Oh god, you thought he was serious?
Anthony Allen, the London-based former head of global liquidity and finance at Rabobank, said that when he had sent email or text replies appearing to agree to traders’ demands for higher or lower Libor submissions, he was actually trying to push back or brush them off.
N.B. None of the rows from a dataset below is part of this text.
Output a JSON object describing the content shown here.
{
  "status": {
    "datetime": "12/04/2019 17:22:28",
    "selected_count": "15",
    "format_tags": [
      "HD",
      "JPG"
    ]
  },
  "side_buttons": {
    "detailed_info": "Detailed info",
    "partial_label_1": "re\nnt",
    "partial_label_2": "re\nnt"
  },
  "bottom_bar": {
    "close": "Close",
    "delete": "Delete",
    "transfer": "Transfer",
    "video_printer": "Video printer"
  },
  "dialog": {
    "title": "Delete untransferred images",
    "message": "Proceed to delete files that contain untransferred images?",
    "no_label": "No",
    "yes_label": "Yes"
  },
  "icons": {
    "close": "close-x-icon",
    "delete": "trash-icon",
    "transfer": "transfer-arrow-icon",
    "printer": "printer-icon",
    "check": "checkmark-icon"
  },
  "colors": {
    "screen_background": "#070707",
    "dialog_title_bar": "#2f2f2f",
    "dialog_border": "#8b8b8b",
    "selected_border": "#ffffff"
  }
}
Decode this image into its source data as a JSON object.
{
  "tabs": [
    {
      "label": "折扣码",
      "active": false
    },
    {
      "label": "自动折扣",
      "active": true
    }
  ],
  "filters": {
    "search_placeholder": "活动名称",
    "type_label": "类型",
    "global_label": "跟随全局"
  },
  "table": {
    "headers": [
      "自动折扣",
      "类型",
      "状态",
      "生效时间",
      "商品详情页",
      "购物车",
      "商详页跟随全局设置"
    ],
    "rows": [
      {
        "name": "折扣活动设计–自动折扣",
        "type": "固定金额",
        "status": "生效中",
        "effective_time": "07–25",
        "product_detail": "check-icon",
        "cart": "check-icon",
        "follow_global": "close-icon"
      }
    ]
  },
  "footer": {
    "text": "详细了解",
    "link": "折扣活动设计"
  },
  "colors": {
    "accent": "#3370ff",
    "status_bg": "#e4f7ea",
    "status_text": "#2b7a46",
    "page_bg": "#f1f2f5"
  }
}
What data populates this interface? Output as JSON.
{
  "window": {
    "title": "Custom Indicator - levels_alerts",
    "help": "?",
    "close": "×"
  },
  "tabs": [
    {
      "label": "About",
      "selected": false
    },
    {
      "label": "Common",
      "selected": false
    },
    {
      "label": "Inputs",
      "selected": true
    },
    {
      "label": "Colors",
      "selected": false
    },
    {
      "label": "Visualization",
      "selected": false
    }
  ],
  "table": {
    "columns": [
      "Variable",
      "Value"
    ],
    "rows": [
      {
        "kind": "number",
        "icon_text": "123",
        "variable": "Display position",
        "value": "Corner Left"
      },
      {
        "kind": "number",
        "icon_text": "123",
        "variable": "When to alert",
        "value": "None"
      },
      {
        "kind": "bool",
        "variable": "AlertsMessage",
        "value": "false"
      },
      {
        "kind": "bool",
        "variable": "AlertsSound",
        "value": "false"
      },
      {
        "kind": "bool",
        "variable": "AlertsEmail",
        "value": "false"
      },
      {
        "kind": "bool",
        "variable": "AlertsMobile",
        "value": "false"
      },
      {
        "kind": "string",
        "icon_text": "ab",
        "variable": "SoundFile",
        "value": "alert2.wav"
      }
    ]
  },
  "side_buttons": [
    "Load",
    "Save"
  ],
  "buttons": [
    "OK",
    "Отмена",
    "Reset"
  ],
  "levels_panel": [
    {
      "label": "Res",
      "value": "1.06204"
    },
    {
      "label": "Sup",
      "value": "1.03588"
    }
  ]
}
In one striking instance, when a trader asked Mr. Allen on Dec. 1, 2006, for a “high” three-month Libor submission, Mr. Allen used colorful language to observe that he was “fast turning into” the other trader’s Libor slave, and soon added, “No worries mate, glad to help.” Explaining the reply, Mr. Allen said he was trying to signal to the trader that his request, which followed a similar entreaty from the same trader two days earlier, was out of line. “In my way, I’ve pushed back on him,” Mr. Allen said. “I was telling him,” he added, “it’s just not right.”